──────── MATERIAL TO PROCESS ────────
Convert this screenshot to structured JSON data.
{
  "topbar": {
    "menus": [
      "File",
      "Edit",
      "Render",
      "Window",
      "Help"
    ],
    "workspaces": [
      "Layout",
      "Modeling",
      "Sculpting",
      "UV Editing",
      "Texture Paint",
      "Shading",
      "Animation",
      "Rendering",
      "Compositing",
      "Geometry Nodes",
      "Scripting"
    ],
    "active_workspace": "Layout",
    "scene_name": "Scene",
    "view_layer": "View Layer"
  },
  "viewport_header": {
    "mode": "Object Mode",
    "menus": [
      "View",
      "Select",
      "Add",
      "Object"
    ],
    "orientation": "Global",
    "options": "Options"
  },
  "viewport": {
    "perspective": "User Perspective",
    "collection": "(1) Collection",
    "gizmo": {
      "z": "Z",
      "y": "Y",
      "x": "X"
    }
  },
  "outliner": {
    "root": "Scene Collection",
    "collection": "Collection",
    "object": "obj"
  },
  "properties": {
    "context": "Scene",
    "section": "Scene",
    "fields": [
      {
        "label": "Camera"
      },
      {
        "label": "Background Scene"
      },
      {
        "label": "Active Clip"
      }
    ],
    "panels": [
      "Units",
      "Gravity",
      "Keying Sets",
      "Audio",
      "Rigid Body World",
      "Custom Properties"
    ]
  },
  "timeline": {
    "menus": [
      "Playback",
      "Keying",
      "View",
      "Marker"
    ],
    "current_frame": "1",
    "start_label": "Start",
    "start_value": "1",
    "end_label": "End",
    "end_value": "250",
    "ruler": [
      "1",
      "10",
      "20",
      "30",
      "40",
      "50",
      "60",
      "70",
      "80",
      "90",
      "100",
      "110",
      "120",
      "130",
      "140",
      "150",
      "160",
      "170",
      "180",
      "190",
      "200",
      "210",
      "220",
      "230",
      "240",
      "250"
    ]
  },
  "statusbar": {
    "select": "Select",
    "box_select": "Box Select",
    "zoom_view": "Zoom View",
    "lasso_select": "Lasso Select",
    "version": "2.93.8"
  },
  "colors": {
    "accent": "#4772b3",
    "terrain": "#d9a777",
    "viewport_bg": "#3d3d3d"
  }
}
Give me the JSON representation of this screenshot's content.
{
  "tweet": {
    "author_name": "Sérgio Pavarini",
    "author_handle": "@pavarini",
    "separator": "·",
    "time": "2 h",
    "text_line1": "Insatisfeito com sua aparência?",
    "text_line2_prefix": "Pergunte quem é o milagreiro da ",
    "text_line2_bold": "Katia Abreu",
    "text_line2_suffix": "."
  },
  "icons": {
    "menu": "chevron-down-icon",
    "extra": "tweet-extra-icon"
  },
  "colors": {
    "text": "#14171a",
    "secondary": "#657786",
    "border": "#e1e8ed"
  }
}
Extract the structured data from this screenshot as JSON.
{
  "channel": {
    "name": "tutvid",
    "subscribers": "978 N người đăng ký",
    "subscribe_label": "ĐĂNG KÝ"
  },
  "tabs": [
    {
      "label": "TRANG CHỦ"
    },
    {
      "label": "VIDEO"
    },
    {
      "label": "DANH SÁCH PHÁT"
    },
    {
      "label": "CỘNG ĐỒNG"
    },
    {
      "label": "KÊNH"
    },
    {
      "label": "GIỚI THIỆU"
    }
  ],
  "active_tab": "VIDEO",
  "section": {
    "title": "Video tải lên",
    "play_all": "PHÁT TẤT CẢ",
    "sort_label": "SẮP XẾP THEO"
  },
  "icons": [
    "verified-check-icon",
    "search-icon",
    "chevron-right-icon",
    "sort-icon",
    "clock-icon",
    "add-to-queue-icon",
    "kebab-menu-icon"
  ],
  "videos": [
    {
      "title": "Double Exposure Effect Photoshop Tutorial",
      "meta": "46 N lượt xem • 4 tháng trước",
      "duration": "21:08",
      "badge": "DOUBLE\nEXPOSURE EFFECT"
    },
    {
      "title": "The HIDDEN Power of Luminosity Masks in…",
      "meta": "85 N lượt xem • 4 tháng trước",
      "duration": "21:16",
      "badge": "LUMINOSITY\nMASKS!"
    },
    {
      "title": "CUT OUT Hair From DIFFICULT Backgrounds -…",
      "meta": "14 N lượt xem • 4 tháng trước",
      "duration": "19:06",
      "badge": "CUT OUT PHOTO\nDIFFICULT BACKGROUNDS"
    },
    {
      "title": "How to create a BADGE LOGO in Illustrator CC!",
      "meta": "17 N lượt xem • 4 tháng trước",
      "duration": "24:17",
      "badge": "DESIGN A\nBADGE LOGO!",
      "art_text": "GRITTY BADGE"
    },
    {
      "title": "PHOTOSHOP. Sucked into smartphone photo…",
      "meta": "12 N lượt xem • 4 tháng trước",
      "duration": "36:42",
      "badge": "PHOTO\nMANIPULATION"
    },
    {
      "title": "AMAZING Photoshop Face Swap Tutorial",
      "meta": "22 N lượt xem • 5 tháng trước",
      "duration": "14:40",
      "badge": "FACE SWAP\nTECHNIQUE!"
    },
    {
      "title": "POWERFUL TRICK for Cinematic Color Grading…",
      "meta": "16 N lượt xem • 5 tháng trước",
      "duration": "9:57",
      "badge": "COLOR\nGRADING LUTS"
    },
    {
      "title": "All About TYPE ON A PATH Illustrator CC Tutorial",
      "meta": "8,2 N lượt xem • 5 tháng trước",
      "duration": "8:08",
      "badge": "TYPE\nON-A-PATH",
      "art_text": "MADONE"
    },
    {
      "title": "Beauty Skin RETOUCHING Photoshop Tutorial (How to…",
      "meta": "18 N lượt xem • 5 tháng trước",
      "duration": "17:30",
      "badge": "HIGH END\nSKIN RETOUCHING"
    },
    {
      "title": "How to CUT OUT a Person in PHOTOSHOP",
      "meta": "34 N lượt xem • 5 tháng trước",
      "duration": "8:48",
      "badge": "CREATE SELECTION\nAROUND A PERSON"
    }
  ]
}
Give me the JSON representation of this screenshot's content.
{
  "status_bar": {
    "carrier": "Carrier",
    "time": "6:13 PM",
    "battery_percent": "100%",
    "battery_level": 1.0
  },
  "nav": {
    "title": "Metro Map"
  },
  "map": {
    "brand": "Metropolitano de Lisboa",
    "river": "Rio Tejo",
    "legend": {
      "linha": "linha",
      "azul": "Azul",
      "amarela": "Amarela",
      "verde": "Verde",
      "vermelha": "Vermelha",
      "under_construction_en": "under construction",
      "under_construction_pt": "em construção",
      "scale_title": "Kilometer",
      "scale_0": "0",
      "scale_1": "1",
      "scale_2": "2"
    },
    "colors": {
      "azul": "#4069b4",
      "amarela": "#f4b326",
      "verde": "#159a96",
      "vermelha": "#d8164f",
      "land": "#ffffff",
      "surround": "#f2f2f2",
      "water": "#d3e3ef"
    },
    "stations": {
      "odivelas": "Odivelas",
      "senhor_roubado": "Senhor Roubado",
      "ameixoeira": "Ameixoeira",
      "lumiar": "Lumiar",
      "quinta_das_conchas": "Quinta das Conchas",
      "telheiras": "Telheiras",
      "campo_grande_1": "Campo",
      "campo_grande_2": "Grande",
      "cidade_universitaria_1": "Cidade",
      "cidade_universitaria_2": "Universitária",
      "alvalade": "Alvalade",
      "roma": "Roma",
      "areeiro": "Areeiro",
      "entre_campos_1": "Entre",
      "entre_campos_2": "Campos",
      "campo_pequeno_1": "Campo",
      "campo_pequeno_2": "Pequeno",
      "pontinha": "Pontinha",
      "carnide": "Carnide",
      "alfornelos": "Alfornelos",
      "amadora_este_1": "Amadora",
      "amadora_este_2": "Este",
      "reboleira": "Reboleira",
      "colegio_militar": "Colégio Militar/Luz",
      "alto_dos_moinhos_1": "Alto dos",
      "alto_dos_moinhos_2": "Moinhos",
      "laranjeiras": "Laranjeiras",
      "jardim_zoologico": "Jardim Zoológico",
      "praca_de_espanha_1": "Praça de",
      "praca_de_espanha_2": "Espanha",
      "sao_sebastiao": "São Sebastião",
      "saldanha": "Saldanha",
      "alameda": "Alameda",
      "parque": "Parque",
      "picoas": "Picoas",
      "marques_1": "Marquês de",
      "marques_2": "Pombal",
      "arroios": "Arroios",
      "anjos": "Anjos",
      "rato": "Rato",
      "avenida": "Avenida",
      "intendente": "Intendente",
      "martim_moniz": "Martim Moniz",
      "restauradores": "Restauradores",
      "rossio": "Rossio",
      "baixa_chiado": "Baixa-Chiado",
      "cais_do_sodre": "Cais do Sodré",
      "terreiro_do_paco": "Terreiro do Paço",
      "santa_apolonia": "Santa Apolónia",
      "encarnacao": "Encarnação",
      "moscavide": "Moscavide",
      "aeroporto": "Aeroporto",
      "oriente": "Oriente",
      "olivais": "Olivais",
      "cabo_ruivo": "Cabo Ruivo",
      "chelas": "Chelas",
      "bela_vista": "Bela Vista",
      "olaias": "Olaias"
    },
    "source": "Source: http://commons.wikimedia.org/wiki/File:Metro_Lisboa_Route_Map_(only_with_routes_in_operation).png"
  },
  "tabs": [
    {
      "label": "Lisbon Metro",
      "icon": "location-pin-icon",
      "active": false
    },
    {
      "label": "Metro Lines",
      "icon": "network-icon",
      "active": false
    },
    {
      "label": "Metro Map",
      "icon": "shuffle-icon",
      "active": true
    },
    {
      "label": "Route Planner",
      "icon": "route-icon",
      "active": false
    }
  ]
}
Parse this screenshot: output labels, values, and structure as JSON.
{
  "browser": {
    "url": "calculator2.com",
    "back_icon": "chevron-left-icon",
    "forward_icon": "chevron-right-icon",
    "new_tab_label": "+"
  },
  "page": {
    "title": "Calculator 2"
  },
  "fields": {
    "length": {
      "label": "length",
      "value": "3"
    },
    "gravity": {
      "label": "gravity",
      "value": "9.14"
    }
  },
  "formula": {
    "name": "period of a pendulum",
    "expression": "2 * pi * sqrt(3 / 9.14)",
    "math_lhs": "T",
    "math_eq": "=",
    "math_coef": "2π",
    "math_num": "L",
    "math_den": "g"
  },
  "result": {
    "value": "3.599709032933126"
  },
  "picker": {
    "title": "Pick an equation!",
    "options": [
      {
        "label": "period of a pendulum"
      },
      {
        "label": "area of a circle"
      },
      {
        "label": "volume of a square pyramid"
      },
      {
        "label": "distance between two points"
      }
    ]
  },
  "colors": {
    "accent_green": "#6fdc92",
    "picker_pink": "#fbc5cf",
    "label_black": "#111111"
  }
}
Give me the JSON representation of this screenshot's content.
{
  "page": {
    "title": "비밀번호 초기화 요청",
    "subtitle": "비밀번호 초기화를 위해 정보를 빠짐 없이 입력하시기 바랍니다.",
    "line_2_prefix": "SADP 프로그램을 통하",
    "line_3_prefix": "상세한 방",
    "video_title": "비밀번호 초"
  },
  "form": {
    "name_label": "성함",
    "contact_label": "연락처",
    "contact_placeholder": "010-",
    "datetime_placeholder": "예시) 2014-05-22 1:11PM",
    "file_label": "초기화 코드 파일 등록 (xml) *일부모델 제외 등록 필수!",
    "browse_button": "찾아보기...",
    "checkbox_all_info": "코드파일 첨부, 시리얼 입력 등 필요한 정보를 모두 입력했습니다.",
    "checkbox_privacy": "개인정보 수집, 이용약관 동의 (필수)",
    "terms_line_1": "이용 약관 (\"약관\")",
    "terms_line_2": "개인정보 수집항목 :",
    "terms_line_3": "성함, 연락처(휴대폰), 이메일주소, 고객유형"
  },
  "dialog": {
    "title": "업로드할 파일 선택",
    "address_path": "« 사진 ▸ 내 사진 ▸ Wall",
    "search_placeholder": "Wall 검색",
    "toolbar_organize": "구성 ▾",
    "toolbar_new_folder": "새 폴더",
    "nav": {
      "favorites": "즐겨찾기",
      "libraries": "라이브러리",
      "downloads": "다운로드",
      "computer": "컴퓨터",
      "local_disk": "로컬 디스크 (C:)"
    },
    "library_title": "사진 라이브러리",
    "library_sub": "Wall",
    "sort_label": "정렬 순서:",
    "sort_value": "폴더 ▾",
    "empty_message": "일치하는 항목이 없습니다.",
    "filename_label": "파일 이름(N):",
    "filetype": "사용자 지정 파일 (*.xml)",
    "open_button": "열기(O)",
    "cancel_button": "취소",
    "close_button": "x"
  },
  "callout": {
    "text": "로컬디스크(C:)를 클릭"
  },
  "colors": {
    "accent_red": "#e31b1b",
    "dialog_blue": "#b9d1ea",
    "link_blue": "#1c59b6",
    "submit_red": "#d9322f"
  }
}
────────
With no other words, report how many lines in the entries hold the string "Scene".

§ SOLUTION FOR THIS PROBLEM: 5